____ Source material

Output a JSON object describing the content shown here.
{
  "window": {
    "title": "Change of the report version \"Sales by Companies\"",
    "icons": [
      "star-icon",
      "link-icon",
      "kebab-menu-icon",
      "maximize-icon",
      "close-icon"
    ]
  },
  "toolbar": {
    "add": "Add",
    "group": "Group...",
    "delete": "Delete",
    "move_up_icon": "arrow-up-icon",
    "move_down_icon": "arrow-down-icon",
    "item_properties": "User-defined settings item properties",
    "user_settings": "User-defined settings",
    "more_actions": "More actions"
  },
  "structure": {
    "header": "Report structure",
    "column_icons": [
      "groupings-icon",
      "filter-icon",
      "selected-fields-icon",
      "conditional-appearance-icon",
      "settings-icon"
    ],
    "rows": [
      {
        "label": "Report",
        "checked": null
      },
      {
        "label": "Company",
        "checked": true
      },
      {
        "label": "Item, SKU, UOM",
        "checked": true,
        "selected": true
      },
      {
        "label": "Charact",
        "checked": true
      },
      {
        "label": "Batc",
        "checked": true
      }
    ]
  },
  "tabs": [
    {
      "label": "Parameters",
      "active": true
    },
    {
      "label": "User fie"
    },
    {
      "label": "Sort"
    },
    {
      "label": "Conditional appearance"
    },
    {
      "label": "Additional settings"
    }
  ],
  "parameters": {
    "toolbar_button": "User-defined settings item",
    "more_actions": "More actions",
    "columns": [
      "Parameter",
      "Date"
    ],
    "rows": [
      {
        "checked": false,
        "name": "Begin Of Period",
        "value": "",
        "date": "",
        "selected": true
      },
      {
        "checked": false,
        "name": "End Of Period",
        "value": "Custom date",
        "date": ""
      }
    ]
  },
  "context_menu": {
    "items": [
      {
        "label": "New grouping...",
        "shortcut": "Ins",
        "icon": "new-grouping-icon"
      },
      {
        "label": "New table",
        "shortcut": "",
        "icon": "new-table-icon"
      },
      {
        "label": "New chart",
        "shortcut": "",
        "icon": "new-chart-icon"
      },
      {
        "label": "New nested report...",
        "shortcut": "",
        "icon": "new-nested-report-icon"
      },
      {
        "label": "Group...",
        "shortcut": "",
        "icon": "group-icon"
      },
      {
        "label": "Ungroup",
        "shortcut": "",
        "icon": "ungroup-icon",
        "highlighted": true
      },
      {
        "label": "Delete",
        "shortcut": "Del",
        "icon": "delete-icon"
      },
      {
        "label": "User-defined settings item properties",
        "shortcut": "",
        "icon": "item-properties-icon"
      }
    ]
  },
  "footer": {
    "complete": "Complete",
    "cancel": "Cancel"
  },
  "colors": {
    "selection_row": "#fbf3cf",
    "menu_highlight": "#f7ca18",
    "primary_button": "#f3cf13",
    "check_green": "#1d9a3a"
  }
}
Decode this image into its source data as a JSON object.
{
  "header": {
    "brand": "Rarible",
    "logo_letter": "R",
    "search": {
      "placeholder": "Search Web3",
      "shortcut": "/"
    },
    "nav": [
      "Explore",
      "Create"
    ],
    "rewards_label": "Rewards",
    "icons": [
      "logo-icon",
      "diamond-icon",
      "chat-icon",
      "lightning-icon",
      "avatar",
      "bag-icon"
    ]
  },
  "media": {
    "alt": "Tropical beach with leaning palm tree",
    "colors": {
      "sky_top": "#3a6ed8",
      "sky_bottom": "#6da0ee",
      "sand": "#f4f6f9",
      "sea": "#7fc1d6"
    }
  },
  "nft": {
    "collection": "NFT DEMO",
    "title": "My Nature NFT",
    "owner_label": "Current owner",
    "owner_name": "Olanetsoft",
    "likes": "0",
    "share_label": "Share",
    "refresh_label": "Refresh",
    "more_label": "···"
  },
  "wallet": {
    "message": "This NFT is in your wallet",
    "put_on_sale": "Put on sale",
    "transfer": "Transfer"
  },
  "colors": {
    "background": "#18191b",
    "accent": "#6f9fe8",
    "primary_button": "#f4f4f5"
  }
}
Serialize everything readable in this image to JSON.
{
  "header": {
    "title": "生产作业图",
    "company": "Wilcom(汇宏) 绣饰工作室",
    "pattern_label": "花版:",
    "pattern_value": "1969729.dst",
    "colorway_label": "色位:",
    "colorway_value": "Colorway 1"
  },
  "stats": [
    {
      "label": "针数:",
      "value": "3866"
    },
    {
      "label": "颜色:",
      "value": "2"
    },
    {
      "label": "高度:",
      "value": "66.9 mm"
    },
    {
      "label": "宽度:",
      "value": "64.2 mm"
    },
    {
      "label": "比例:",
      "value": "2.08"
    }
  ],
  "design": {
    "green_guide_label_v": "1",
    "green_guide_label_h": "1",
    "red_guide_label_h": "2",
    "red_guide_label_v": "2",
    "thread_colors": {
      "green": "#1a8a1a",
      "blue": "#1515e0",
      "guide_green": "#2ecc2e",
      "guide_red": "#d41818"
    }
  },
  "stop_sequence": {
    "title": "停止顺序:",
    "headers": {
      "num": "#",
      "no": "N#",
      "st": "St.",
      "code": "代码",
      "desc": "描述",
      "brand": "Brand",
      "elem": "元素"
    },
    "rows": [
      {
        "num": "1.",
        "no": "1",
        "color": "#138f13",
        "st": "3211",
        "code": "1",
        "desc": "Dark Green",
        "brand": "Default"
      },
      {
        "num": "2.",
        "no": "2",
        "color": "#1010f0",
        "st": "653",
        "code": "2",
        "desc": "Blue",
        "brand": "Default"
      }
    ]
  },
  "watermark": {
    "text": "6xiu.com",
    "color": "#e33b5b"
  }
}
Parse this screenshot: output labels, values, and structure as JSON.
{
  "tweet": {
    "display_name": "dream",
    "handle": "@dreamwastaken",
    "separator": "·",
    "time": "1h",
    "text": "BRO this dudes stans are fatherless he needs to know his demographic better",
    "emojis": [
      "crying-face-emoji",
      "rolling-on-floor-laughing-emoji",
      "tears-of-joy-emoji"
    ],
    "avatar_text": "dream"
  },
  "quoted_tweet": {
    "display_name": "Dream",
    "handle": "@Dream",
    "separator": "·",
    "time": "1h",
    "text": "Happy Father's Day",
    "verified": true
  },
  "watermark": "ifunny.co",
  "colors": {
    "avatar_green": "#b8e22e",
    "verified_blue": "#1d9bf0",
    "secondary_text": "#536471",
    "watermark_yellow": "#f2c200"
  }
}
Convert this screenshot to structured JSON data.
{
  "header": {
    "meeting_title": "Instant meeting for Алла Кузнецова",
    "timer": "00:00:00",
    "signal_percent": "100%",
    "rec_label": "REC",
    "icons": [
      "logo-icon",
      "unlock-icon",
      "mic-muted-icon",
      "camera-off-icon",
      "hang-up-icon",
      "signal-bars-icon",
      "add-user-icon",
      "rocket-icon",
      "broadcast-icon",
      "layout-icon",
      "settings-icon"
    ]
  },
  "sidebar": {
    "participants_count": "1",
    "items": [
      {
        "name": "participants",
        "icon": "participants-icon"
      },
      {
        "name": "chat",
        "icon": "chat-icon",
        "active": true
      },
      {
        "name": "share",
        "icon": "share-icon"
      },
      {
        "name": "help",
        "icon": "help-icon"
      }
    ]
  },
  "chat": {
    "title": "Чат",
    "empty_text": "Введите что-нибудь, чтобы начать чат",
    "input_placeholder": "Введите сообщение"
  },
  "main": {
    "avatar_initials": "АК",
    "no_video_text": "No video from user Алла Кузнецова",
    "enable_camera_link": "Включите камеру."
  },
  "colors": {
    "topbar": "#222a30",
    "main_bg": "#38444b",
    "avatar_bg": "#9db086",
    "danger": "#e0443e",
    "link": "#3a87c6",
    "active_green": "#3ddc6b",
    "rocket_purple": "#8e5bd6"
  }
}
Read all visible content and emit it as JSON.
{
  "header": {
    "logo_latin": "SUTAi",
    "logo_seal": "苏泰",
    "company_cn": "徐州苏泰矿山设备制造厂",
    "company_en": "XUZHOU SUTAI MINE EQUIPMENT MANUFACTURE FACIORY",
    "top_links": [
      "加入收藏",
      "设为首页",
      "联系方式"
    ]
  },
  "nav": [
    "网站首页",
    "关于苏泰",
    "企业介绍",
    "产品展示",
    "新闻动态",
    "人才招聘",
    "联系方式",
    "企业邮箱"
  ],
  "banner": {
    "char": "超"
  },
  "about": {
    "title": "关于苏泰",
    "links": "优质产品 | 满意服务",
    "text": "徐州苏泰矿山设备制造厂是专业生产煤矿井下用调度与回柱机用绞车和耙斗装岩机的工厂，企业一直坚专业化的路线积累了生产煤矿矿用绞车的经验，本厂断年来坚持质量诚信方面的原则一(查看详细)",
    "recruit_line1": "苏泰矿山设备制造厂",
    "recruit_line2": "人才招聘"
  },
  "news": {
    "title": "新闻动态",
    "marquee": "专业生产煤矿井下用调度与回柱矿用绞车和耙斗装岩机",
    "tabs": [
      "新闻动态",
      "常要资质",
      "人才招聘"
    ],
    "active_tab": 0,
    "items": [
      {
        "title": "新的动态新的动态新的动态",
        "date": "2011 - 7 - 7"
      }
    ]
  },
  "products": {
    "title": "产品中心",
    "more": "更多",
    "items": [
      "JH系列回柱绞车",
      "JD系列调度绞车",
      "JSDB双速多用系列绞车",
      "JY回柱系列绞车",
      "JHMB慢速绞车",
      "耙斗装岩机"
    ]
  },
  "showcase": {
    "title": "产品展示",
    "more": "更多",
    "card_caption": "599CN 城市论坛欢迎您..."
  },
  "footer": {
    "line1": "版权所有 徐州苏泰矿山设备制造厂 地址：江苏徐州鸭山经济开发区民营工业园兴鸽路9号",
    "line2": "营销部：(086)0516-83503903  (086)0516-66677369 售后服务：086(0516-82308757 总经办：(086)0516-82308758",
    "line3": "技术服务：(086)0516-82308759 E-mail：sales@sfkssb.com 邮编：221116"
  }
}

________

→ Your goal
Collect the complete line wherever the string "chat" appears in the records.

→ Finished exercise
      "chat-icon",
        "name": "chat",
        "icon": "chat-icon",
  "chat": {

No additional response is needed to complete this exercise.